Richard Vargas: "Marilyn" & "women and guns"

Richard Vargas is a long-time poet and the founding editor of The Más Tequila Review, a journal of poetry “for the rest of us.” He is a prominent member of the Albuquerque poetry scene, was once nominated for a Pushcart Prize, and has been featured on Garrison Keillor’s The Writer’s Almanactwice.


it was The Seven Year Itch that did it
making my five year old groin turn and churn
when i saw you on t.v. it clicked on a switch
i still haven’t been able to turn off
the urge to wrap my arms around
a perfect stranger and hug for all it’s worth
was a strange and new thing
unlike any woman in my life
the thought of you rolling tortillas at dawn
and boiling a pot a beans at noon
never entered my mind
i became aware of when your movies were
scheduled to be televised and they were watched
with more interest than anything Popeye or Bugs Bunny
had to offer
and it only stands to reason that the first little girl
i cornered and kissed in the first grade was Vanessa
a pretty blonde with a great pair of gams
now, i know how Hollywood fucked with both of us
imprinted me with a fantasy of full lips, soft curves
bubble baths and silky sheets
as you were repackaged and hawked
new and improved
time and time again
but i can still remember sitting in the backseat
of the car, my mother driving and turning up the radio
when some guy on KRLA came on the air
and said that you were found dead
i looked out the window, up towards the clouds
and asked no one in particular
“who am i going to marry now?”

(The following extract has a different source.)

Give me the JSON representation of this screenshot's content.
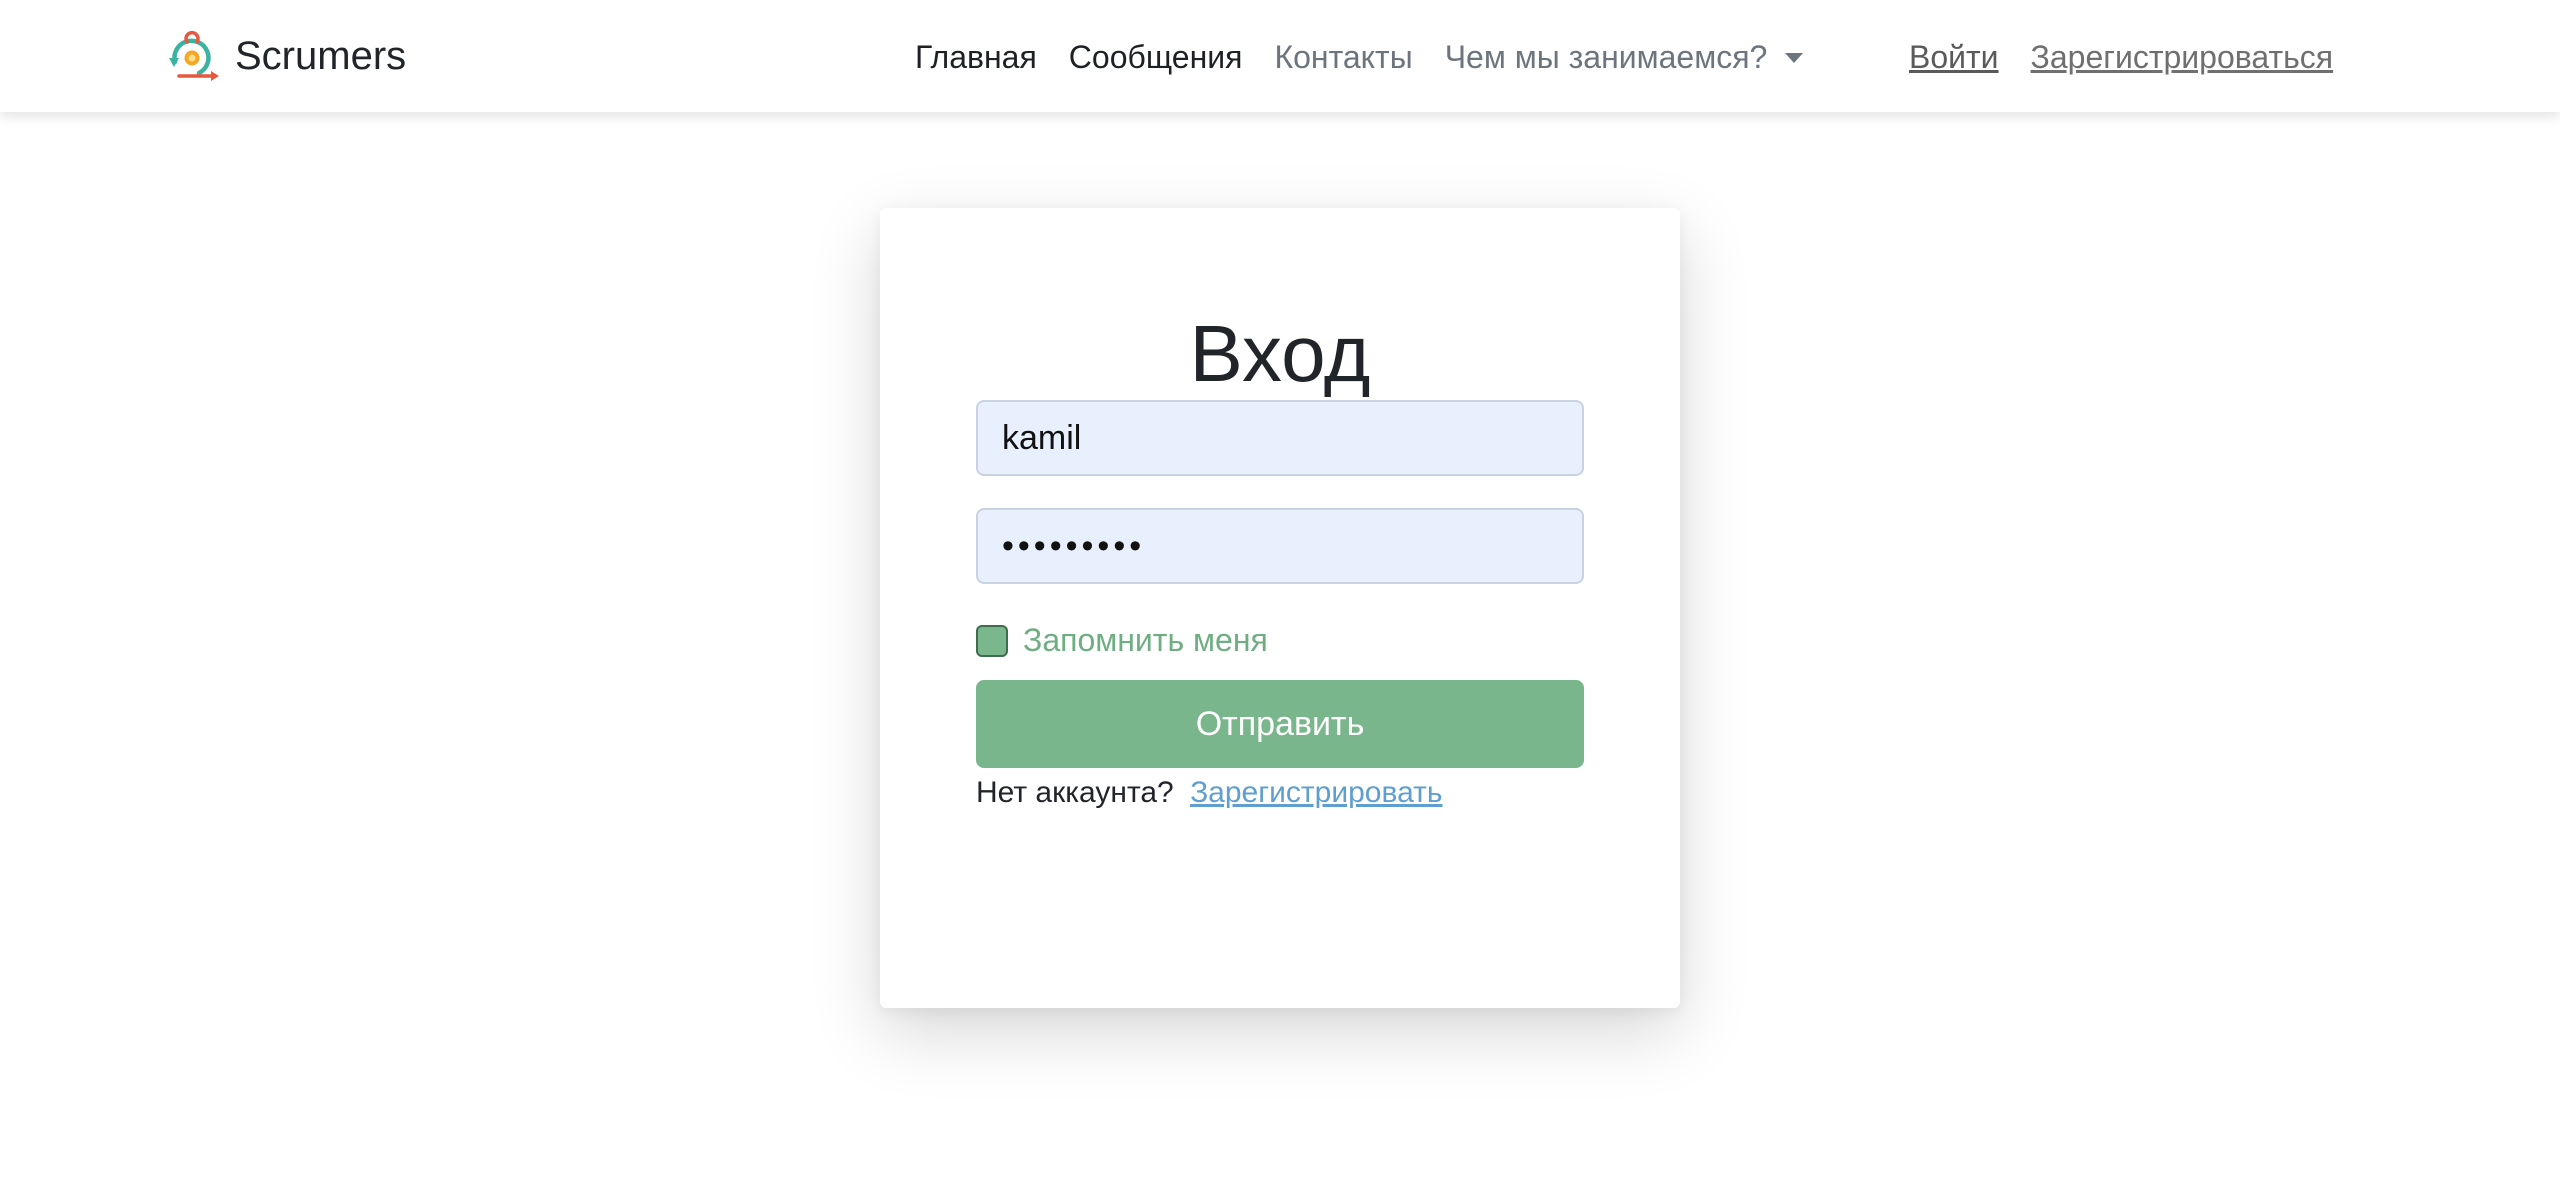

women and guns

she says she sleeps with one under her pillow
her daddy bought it for her and they
like to spend Saturday mornings walking
in the woods and shooting at shit
i know where i’m not sleeping tonight
she’s new in town
carrying a chip on her shoulder the size of Brooklyn
which also happens to be where she’s from
while driving around in her ’93 nissan looking for a place
that’s supposed to make a mean falafel
she tells me her gun is in the trunk and it’s a good thing
because the way people drive in this town
if it was within reach she’d use it to blow away
the next idiot who cuts her off
i know where i’m not sleeping
i’m talking to my ex on the phone
about the crazy women i’ve been meeting lately
and she says (half joking half serious)
hell, it’s good for you i didn’t have one
when we were breaking up because i sure
would have used it
i hang up feeling like my luck
is about to run out
Cultural Weekly is proud to premiere these poems.

What are you looking for?